* _TASK_
Write the records below out again. Match them exactly.

+++

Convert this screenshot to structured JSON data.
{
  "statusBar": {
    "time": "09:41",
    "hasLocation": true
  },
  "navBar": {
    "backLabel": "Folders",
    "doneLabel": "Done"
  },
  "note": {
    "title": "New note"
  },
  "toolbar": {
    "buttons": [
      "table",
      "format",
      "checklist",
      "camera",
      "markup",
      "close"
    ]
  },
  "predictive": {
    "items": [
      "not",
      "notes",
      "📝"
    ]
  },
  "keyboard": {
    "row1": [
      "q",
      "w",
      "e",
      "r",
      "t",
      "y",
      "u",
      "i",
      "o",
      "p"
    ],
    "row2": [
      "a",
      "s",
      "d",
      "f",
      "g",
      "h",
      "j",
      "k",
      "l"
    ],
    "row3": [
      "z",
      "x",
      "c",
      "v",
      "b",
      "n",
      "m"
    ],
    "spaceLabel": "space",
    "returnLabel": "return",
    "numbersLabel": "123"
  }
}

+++

* _ANSWER FOR THE TASK_
Convert this screenshot to structured JSON data.
{
  "statusBar": {
    "time": "09:41",
    "hasLocation": true
  },
  "navBar": {
    "backLabel": "Folders",
    "doneLabel": "Done"
  },
  "note": {
    "title": "New note"
  },
  "toolbar": {
    "buttons": [
      "table",
      "format",
      "checklist",
      "camera",
      "markup",
      "close"
    ]
  },
  "predictive": {
    "items": [
      "not",
      "notes",
      "📝"
    ]
  },
  "keyboard": {
    "row1": [
      "q",
      "w",
      "e",
      "r",
      "t",
      "y",
      "u",
      "i",
      "o",
      "p"
    ],
    "row2": [
      "a",
      "s",
      "d",
      "f",
      "g",
      "h",
      "j",
      "k",
      "l"
    ],
    "row3": [
      "z",
      "x",
      "c",
      "v",
      "b",
      "n",
      "m"
    ],
    "spaceLabel": "space",
    "returnLabel": "return",
    "numbersLabel": "123"
  }
}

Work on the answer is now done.